      Because of that, they are now in the position of controlling over half of the world’s supply of mobile DRAM (that smartphone makers such as Apple have to buy)

      QUOTE – Samsung’s mobile DRAM revenue increased by 18.4% in the third quarter (2014Q3), bringing market share to 50.7%, nearly twice that of SK Hynix. Now that Samsung is back in Apple’s supply chain, SK Hynix and Micron are expected to lose orders, widening the gap between the memory makers. Samsung is busy producing 23nm LPDDR products, which have the best cost structure. With reliable product quality, Samsung is the MOST PROFITABLE memory maker in the industry.

      I’d say a growing market share (already surpassing 50% global M/S) in a growing market with superior technology and scale (highly defensible strategic competitive advantage) and highest profitability in the industry qualifies as “head and shoulders” above the competition.

      • Nex

        “high-end TVs, DRAM, NAND Flash memory and SSDs, OLED, Li-Ion batteries… and still smartphones.”

        I believe these are called “commodities”. Except for the last one, where they were making above-than-normal profits for being a fast mover, before overwhelmed by competitors offering much cheaper and “good enough” products. Sounds familiar?

      • Ray

        High-end TVs and display technologies are not commodities. They are differentiated by unique product features, not simply price. Samsung is able to charge $5k, $10k even $30k for TV sets that other TV companies around the world simply can’t offer: organic self-emitting OLED technology with offers best saturation and dynamic range levels (true blacks) – something extremely important to cinephiles, ultra high-def, curved screens, and now coming flexible and rollable screens, etc.. Other companies simply do not have the organic LED display technology that Samsung has (developed through many years of R&D and protected by patents and trade secrets) that eliminates the back-lighting. This is the main reason also why Samsung Galaxy phones have simply more vivid colors and better saturation than most other smartphones.

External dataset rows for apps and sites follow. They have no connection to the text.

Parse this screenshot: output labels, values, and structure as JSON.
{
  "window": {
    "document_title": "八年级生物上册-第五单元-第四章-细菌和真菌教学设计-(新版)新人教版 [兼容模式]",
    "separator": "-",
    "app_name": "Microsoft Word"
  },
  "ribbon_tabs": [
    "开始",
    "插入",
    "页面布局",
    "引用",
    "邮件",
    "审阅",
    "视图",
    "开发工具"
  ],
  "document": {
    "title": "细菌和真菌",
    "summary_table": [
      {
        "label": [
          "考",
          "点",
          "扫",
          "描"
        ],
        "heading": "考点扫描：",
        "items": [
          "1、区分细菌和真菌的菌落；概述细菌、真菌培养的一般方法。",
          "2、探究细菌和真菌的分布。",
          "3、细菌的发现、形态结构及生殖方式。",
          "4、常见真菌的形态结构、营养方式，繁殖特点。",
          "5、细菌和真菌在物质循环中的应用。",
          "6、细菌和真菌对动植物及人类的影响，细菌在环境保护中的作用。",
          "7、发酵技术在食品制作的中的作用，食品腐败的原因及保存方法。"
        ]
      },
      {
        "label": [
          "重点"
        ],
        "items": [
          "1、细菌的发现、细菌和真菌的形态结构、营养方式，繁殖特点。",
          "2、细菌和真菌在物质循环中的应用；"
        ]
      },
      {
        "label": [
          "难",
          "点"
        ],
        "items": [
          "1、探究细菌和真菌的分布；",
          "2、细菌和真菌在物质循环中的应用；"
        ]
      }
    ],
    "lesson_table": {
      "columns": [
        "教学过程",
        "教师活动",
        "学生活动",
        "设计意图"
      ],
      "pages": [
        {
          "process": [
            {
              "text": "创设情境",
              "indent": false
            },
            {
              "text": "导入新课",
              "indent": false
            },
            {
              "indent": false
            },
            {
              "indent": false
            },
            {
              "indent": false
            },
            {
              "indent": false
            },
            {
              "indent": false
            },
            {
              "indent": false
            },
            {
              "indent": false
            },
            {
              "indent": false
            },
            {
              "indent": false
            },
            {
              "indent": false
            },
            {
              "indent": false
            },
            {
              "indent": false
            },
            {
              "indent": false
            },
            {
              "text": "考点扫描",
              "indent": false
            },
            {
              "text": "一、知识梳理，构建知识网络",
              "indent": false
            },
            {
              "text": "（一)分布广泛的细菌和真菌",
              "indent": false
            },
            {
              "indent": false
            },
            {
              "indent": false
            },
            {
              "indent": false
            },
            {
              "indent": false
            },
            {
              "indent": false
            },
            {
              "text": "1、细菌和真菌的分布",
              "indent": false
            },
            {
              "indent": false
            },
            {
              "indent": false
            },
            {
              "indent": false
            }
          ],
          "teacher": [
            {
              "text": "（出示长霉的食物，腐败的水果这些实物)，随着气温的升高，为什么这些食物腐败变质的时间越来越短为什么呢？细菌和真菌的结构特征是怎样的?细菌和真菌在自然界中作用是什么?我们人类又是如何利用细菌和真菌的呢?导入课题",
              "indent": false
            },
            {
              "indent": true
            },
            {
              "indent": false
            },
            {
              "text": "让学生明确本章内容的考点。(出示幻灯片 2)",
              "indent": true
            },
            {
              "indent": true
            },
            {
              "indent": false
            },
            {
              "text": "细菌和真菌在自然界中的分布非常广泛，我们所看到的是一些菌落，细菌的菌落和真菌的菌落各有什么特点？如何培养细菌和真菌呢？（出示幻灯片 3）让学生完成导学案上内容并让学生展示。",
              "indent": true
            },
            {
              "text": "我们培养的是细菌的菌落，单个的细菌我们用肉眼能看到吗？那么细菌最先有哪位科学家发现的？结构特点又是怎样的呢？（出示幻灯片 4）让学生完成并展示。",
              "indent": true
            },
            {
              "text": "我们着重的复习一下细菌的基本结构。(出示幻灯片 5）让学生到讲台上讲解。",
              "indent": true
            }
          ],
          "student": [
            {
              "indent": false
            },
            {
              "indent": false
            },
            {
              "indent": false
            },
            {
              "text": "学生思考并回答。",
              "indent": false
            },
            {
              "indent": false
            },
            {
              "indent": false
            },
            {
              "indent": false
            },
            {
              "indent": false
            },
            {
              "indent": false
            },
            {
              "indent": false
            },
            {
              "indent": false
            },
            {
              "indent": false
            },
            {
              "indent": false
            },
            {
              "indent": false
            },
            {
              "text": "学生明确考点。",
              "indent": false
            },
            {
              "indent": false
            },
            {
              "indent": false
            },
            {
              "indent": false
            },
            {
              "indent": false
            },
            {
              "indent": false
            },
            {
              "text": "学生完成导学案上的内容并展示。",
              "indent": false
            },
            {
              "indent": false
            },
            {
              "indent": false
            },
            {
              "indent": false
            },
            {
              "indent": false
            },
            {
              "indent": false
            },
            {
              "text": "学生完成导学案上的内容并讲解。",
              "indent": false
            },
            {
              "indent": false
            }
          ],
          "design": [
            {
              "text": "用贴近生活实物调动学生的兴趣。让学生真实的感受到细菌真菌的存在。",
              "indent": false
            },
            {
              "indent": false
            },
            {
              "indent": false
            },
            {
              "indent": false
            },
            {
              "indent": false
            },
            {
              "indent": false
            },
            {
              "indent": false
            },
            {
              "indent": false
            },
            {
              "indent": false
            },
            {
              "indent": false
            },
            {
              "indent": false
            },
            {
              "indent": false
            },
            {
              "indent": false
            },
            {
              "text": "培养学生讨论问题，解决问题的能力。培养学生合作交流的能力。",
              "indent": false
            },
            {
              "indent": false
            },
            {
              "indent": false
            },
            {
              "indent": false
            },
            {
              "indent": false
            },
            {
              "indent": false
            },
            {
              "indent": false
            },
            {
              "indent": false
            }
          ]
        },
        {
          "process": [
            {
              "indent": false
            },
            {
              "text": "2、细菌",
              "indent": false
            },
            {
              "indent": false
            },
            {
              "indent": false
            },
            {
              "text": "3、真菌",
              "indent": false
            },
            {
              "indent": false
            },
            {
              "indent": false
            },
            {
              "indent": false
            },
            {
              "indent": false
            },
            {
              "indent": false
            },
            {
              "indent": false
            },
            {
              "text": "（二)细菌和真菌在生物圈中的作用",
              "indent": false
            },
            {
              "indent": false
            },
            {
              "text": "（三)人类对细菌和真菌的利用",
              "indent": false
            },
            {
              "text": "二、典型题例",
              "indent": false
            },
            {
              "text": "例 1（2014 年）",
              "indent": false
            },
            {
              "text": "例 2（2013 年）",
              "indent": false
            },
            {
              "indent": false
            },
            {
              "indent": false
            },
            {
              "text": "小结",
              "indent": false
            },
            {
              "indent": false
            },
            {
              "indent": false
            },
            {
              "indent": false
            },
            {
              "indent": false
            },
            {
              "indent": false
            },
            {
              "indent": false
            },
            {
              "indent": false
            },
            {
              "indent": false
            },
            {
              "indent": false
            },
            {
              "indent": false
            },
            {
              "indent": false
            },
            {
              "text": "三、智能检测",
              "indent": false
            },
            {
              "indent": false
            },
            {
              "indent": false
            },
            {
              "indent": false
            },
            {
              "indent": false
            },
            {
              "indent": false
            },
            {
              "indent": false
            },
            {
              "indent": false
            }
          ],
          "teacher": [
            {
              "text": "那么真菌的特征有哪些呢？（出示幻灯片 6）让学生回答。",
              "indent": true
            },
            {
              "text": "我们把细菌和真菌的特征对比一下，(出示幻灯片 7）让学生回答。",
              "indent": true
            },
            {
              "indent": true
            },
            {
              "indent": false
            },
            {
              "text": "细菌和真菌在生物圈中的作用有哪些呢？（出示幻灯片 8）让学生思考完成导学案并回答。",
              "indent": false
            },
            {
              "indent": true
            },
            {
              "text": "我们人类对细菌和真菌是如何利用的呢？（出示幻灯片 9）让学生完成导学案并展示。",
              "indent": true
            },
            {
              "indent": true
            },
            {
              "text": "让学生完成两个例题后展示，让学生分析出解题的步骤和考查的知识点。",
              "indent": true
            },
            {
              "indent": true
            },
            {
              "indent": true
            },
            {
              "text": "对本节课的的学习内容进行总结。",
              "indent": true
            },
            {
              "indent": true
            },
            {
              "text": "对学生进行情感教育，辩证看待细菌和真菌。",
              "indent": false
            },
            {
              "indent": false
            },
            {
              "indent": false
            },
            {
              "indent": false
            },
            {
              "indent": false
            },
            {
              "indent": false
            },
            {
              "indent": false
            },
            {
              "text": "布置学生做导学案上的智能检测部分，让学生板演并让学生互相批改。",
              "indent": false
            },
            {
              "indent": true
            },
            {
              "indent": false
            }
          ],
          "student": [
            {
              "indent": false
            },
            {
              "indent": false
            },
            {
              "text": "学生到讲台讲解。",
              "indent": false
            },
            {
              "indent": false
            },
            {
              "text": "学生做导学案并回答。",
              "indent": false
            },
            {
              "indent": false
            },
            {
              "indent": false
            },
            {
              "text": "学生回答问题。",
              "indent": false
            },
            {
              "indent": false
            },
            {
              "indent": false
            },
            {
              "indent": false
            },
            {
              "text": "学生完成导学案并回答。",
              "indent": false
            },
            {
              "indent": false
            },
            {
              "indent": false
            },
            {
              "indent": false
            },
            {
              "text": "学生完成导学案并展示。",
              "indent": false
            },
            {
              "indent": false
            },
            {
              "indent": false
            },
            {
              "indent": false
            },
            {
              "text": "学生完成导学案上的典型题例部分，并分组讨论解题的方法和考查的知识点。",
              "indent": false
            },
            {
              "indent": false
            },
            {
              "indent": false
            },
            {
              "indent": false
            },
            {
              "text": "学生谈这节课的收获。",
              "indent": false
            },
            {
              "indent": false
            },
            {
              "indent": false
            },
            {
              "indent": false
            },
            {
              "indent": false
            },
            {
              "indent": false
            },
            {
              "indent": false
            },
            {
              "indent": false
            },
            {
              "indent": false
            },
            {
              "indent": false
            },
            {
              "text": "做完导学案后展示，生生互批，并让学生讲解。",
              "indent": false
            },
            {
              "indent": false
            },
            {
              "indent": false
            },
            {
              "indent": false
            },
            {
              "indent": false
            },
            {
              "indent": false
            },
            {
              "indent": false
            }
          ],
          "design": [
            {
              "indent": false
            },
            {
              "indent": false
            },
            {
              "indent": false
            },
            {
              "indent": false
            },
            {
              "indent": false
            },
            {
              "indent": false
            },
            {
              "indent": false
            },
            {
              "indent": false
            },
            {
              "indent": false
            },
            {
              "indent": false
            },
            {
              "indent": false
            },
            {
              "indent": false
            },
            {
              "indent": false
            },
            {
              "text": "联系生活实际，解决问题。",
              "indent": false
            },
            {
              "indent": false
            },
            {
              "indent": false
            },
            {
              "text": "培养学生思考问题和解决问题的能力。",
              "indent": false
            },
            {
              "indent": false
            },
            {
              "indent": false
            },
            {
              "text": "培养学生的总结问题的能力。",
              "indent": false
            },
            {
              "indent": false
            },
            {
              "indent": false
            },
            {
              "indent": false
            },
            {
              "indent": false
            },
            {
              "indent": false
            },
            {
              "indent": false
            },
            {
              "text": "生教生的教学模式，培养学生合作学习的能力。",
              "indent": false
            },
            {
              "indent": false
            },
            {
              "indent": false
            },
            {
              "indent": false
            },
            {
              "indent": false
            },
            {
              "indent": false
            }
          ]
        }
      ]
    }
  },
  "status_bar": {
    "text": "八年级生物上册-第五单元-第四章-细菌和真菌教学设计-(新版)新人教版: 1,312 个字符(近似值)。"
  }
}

        Li-Ion batteries are also not commodities, there are many features and characteristics that distinguish one maker from another. There are actually many Li-Ion technologies (depending on anode and cathode materials, dimensions, morphology, etc.) which lead to different charge and discharge times, different battery shapes and configurations (flexible batteries for wearables), etc. There is a lot of innovation going on in this space.

        Flash memory is redefining the architecture of data centers, particularly hyperscale data centers (Amazon, Google, Facebook, etc.)

        All these innovations and features allow Samsung to differentiate and charge higher prices than their competitors.

        I highly recommend you review this HBS case where you’ll learn how Samsung managed to scape commoditization and charge a price premium in a memory market thought to be “commoditized”:

        Korea is now the country with the highest level of R&D investment in the developed world, and this is driven mainly by Samsung and other large technical conglomerates. This allows them to be at the leading-edge and operate at non-commodity margins in markets that are commoditized at the trailing edge: